  4. It’s not what you say but how you say it. Your non-verbal communication is incredibly important. Think about not just your words, but the tone, volume, and cadence of those words. What do they communicate? What facial expressions are you making when you communicate? Are your eyebrows raised, are your lips tightly pressed? What about your shoulders, your arms, and your hands? Are they tight and clenched? Is your posture on an even level with your child, or are you towering over them? You may be trying to speak calmly to your teen, but your voice, face, and body may be communicating an entirely different message. In these moments, take a parent time out (Yes! It is ok for parents to take a time out too!) Take a deep breath, drink a glass of water, and resume the conversation when you feel you can better control your non-verbal communication.
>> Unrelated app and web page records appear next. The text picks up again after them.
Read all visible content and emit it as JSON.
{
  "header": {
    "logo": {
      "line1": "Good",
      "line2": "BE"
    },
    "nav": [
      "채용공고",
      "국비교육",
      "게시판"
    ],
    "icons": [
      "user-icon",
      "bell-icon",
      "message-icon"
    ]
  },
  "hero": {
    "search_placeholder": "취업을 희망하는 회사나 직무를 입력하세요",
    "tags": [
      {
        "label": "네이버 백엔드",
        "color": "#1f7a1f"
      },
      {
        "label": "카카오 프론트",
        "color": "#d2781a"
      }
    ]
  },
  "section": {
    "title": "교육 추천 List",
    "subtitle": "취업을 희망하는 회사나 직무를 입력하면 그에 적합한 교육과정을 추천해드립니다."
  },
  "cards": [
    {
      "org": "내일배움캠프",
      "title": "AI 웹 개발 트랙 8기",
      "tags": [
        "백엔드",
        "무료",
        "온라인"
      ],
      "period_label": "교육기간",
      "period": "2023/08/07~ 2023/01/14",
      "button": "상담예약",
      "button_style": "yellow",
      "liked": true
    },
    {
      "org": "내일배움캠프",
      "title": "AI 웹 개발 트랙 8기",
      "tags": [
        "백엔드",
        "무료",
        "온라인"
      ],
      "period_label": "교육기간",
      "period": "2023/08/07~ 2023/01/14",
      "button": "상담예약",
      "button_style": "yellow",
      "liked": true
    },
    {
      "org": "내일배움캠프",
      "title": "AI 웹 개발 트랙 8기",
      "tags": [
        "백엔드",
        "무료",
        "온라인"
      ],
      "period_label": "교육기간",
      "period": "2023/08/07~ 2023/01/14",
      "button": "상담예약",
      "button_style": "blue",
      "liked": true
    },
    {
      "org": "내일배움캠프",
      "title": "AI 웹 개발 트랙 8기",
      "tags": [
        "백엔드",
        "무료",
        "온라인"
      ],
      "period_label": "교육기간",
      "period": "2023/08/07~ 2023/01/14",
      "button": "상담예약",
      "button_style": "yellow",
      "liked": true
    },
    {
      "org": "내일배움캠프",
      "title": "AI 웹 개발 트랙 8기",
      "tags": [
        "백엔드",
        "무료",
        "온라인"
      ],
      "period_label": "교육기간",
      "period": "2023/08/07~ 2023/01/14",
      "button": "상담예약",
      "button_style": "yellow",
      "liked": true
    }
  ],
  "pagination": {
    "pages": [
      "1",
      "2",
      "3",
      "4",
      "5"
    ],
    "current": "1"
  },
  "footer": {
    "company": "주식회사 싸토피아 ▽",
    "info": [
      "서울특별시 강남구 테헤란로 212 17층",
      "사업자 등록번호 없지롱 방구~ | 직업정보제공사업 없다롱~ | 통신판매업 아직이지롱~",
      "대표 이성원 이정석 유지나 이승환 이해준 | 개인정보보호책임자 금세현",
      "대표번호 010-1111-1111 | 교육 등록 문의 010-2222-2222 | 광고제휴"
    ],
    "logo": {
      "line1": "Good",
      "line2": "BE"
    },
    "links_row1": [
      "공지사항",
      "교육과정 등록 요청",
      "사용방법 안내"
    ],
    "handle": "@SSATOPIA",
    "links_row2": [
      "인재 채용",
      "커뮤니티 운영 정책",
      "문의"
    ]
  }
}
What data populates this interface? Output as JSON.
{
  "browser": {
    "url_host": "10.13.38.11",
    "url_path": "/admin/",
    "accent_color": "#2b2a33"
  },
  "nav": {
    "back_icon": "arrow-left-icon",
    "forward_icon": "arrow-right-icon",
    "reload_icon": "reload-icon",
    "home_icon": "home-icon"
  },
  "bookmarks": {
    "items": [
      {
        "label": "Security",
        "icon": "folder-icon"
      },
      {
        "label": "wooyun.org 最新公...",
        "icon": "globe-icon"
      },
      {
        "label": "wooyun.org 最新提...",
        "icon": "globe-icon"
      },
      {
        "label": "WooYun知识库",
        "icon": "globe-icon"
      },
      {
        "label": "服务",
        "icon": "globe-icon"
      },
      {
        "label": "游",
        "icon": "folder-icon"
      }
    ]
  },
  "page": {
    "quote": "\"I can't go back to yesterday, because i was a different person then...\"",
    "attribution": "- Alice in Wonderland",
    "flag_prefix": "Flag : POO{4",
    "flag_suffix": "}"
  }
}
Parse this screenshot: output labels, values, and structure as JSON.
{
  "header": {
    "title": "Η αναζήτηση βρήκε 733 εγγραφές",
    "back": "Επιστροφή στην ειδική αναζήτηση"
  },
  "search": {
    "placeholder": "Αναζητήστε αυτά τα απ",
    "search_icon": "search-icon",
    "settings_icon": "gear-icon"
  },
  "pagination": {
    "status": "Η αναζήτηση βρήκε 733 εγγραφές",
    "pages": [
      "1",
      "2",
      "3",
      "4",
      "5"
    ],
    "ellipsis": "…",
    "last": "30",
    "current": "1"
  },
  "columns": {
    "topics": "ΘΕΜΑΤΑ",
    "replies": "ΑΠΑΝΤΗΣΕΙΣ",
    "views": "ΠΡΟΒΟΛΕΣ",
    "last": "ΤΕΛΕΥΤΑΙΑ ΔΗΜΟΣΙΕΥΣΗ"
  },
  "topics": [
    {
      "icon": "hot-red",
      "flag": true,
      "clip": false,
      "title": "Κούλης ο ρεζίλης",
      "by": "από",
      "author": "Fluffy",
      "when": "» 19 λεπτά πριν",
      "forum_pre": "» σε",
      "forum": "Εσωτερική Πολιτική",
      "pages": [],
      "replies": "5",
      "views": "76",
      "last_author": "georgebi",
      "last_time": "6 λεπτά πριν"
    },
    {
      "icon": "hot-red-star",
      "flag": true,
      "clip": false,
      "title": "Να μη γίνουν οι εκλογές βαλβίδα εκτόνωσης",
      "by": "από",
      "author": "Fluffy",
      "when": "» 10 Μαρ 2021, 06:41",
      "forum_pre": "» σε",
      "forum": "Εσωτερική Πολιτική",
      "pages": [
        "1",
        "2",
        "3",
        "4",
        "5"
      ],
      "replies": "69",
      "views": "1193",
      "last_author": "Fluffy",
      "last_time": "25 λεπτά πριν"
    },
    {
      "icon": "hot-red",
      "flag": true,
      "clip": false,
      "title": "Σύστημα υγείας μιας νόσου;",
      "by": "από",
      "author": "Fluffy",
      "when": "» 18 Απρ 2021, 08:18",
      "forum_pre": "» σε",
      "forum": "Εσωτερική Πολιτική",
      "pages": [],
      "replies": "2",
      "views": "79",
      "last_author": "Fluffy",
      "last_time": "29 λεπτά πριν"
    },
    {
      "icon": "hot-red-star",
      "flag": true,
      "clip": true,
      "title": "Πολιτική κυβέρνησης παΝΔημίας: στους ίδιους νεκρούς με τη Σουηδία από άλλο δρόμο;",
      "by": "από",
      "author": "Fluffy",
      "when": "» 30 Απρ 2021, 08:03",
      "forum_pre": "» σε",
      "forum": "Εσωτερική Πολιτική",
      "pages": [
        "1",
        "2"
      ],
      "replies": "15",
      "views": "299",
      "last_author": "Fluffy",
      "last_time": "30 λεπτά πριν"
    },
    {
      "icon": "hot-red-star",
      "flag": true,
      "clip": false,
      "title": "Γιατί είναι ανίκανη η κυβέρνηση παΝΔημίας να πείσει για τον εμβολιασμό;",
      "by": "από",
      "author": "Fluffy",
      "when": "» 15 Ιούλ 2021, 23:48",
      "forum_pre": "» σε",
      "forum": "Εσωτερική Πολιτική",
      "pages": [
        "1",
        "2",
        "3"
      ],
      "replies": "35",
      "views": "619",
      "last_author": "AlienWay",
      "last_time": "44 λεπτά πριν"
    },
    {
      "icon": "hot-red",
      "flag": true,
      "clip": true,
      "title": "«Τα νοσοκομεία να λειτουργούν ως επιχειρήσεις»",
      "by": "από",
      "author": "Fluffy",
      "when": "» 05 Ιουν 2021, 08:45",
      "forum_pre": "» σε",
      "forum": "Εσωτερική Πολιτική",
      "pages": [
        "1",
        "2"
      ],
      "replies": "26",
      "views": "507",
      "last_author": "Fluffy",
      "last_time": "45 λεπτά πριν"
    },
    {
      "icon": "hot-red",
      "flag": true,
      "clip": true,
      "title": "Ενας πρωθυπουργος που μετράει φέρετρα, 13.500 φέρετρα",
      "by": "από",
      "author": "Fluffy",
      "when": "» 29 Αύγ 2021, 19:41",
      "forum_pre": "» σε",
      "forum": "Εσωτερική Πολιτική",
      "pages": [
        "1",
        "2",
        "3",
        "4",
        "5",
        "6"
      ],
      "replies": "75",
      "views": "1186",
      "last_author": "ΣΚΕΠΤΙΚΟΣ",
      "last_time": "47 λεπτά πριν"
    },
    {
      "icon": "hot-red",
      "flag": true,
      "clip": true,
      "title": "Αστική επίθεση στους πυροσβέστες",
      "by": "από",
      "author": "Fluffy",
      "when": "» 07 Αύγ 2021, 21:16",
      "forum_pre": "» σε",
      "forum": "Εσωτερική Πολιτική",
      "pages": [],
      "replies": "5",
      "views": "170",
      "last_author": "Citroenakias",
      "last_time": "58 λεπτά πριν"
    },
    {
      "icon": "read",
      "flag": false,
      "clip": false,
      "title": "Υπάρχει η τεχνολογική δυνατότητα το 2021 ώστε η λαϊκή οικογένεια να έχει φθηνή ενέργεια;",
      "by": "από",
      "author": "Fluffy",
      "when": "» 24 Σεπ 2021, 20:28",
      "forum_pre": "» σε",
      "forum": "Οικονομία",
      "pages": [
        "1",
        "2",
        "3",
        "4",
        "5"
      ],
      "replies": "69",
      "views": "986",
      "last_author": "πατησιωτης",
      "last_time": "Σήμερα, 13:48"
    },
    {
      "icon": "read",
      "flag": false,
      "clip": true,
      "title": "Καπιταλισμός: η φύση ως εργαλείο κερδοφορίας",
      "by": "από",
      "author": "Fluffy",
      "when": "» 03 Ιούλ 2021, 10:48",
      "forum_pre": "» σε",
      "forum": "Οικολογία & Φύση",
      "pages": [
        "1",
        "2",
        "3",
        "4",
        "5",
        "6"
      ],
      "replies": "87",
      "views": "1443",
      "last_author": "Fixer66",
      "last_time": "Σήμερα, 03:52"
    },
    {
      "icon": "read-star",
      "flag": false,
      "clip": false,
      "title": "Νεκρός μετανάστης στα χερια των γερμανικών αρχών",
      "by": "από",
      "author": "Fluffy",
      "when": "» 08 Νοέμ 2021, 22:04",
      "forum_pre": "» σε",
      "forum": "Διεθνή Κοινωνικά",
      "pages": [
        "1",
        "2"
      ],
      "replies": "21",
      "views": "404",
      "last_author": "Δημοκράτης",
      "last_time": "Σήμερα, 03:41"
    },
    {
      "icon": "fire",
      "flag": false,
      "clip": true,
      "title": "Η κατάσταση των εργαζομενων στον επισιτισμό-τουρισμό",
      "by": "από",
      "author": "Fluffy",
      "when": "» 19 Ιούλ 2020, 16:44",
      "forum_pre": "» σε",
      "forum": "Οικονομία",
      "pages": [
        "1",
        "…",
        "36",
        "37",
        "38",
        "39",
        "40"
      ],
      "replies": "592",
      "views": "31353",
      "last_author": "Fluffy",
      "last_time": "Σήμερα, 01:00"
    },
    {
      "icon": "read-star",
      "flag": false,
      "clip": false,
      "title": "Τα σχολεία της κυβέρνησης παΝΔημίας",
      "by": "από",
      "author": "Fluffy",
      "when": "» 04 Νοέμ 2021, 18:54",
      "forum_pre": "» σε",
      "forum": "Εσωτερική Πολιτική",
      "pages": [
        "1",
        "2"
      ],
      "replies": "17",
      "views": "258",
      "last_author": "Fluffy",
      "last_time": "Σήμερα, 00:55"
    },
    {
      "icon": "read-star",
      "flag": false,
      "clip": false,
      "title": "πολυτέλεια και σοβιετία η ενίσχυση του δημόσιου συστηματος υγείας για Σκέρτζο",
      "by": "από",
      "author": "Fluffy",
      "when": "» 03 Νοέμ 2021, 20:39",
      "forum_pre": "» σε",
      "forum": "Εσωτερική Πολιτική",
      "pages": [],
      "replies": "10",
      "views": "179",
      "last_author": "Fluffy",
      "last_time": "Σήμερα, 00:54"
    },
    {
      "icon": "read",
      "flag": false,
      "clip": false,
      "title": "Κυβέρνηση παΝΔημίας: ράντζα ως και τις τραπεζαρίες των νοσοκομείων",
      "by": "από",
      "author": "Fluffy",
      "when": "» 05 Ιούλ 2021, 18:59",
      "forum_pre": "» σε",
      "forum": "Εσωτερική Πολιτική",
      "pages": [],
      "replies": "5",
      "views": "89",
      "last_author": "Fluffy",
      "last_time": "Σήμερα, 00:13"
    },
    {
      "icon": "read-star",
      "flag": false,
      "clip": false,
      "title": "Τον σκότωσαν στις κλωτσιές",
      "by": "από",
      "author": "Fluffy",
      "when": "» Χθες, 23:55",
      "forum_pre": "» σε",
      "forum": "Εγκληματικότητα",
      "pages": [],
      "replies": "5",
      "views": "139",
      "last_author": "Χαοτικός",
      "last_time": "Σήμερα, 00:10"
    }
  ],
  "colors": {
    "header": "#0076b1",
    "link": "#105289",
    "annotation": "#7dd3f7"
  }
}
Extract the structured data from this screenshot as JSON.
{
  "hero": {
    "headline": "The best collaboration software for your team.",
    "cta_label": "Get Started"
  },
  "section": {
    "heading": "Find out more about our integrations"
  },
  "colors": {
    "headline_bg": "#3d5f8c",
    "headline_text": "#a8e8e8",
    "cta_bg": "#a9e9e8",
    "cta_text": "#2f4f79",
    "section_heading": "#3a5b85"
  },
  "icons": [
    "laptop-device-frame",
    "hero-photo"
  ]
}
Parenting during the teenage years does not need to be a struggle! In fact the exact opposite is true; parenting during the teenage years can be a rewarding and fulfilling time for both you and your teen. If you find yourself frustrated, tired, or defeated, just remember: put down the rope, take a time out, and start the conversation fresh with some new perspective.